Presented this way, Ava fires Dwight’s libido, apparently restoring his potency. He was emasculated by her rich, powerful husband and Manute but the debased goddess restores his manhood. His wildman side rears its head and he strikes her, thus administering the punishment she demanded. However, he is reluctant to fully abandon his Lancelot persona and after striking her, kisses her with surprising tenderness.
Their coupling is shown through a series of panels in which the human form is almost reduced to basic geometric shapes of light and shadow. Both Ava and Dwight are rendered as anonymous figures by Miller. They could be any man and woman lost in a dance as old as time. But the dance he portrays isn’t simply sexual – it is a dance of dominance. Ava and Dwight are not simply lovers – they are combatants.

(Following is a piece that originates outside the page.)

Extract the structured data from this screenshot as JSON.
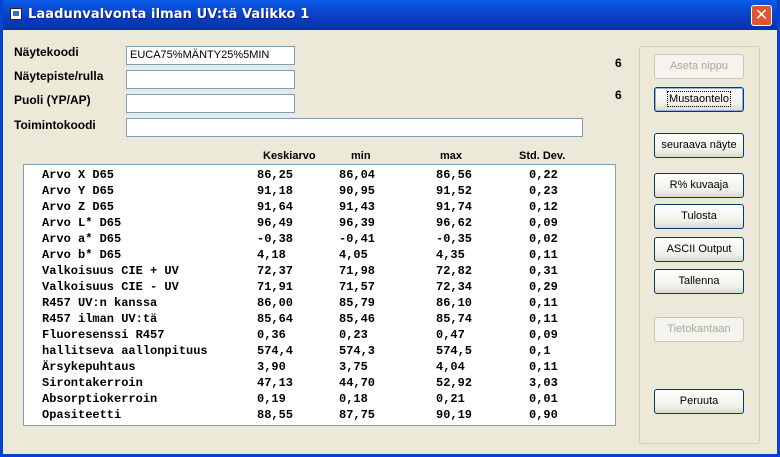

It begins with Dwight calling Ava “every foul name there is.” She responds to this show of power and disdain by submitting, making Dwight’s name sound like “like a chant to some dark god.” Ava quickly regains the upper hand once Dwight’s anger is spent. She drags him to the ground like “a jungle cat.” Through the act of copulation, she “devours” a grateful Dwight. This description reminds the reader of Ava’s role as huntress. The scene ends with Dwight on his knees before Ava, no longer a “dark god” but instead a worshiper, admitting she owns him “body and soul.”
His dominance over her was short-lived. She is once more established as the goddess and at best, Dwight is her consort. Commonly, the consort to the goddess is sacrificed – a concept Miller explores in greater depth in the next chapter. He briefly touches on this theme here in a piece of artful foreshadowing.
Ava tells Dwight that Lord intends to torture and kill her. As Dwight swears to protect her, Manute enters his apartment to retrieve Ava. Once again, Dwight is out-matched – he attempts to fight but is hurled out the window.
The chapter ends with a naked Dwight lying on the pavement, arms outstretched in a near-crucifix position among broken glass, a martyr to the goddess. An impassive Ava studies him from the window, leaving the reader wondering if she is truly the victim as she claims or instead the huntress that Miller’s imagery seems to imply.